Because this was not the end of the KL-7 story...
In 1981, former US Army Warrant Officer Joseph Helmich, was arrested by the FBI for the sale of critical information on the KL-7. In 1963, he served as crypto custodian in France and later at Fort Bragg, North Carolina. Being faced with financial problems, Helmich contacted the Soviet Embassy in Paris, France. He received $131,000 in return for critical information on the KL-7. At that moment, the KL-7 was the most widely used crypto machines in the US military. After returning to the United States, Helmich continued to provide KL-7 key lists to the Soviets until 1966. Although already under suspicion in 1964 and admitting in 1980 to have received money from Soviet agents, it was only in early 1981 that he was observed with Soviet agents in Canada. Helmich eventually confessed and was sentenced to life imprisonment.
In 1985, FBI received a tip from the ex-wife of John Anthony Walker, a retired US Navy communications specialist. Later on, he was observed by the FBI while dropping a grocery bag alongside a road north of Washington D.C. The bag contained 129 copies of stolen secret U.S. Navy documents. At the same moment and a few miles further, a Soviet KGB agent left a grocery bag with $200,000. It was clearly a dead drop exchange to covertly exchange documents and money without meeting face-to-face. The following night, John Walker was arrested by the FBI in a motel. The investigation shook up the military intelligence community. As later turned out, already in 1967, Chief Warrent Officer John Walker simply walked into the Soviet Embassy in Washington DC with a KL-47 key list and offered the Soviets to sell secret Navy documents for cash. It was the beginning of a spying career of no less than 18 years. During a search of his house after his arrest, the FBI discovered a special device, provide by the KGB, to read the internal wiring of the KL-7 rotors. During interrogations, Walker admitted providing the Soviets with complete technical maintenance manuals which enabled the reconstruction of a fully operational KL-7. He was also sentenced to life imprisonment.
The importance Soviet Intelligence gave to the key sheets, despite possessing all technical details of the KL-7, shows that they were probably unable to break the KL-7 message traffic purely by cryptanalysis, or that they had no sufficient computer power to decipher them within reasonable time for practical use, at least in the early 1960s.

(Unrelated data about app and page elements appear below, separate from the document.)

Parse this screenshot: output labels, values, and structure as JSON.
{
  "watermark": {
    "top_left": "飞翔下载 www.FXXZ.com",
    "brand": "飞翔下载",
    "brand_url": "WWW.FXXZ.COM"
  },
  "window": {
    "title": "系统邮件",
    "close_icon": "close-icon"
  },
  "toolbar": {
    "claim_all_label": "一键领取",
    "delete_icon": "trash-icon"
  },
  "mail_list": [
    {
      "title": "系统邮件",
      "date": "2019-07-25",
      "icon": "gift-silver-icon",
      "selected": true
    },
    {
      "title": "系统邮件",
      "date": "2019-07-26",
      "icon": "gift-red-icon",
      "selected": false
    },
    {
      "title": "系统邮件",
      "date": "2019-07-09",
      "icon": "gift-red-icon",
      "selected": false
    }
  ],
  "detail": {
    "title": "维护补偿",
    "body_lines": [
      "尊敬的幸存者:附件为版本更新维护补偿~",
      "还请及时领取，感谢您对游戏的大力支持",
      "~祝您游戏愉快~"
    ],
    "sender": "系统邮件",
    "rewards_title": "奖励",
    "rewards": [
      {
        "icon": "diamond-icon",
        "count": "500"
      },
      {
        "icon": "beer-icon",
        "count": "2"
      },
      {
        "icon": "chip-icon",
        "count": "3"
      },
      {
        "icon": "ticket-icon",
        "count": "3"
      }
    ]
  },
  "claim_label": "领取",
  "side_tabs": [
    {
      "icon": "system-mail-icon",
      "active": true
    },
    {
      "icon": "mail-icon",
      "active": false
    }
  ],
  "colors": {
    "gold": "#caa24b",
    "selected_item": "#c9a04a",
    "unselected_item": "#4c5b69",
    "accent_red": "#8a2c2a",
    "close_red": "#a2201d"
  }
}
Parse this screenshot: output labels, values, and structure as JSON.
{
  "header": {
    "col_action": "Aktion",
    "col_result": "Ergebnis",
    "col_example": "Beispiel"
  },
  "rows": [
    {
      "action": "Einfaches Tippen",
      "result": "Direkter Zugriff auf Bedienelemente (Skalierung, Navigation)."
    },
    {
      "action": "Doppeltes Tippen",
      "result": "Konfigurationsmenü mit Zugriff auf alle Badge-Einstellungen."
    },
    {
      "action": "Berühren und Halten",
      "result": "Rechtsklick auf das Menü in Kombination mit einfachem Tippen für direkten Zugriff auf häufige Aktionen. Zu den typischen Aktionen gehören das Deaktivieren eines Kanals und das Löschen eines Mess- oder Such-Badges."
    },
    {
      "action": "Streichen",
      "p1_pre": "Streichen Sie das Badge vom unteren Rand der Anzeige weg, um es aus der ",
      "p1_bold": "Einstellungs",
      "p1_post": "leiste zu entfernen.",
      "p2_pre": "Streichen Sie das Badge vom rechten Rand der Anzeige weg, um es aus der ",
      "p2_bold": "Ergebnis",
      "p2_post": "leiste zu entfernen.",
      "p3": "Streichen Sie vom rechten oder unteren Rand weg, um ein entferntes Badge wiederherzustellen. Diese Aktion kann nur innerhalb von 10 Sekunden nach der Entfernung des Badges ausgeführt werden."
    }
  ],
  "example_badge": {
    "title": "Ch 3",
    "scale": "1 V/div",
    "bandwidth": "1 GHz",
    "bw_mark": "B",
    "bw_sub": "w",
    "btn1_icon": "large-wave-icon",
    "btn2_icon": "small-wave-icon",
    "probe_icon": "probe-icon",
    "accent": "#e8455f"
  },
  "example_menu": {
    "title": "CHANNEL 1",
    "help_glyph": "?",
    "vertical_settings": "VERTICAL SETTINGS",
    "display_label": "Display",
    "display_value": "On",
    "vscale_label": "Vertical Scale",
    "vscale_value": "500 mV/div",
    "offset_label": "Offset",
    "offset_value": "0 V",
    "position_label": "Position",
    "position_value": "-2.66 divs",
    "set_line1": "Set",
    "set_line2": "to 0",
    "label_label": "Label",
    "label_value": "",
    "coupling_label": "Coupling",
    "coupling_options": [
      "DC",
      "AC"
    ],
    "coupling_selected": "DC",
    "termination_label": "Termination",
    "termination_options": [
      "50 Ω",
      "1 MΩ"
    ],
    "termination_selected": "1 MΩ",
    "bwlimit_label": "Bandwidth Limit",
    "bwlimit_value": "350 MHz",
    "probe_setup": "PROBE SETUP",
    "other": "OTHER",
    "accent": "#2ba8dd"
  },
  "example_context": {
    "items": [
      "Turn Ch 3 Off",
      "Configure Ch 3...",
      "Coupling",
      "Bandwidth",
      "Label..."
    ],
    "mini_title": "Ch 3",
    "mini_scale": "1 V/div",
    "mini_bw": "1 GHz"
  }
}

You can download a freeware realistic simulation of the TSEC/KL-7 on this website. The simulator is based on the most recent available information on the KL-7 and operates in exactly the same way as the real machine. With most surviving KL-7's sanitized, this simulator is the only remaining way to actually work with this beautiful machine, and the simulator serves as an attempt to keep this machine and its history alive. The simulator has a very complete 20 page manual that includes the use of the simulator, the technical and historical details on the KL-7 and some example messages. Please visit the KL-7 Simulator page to download the software,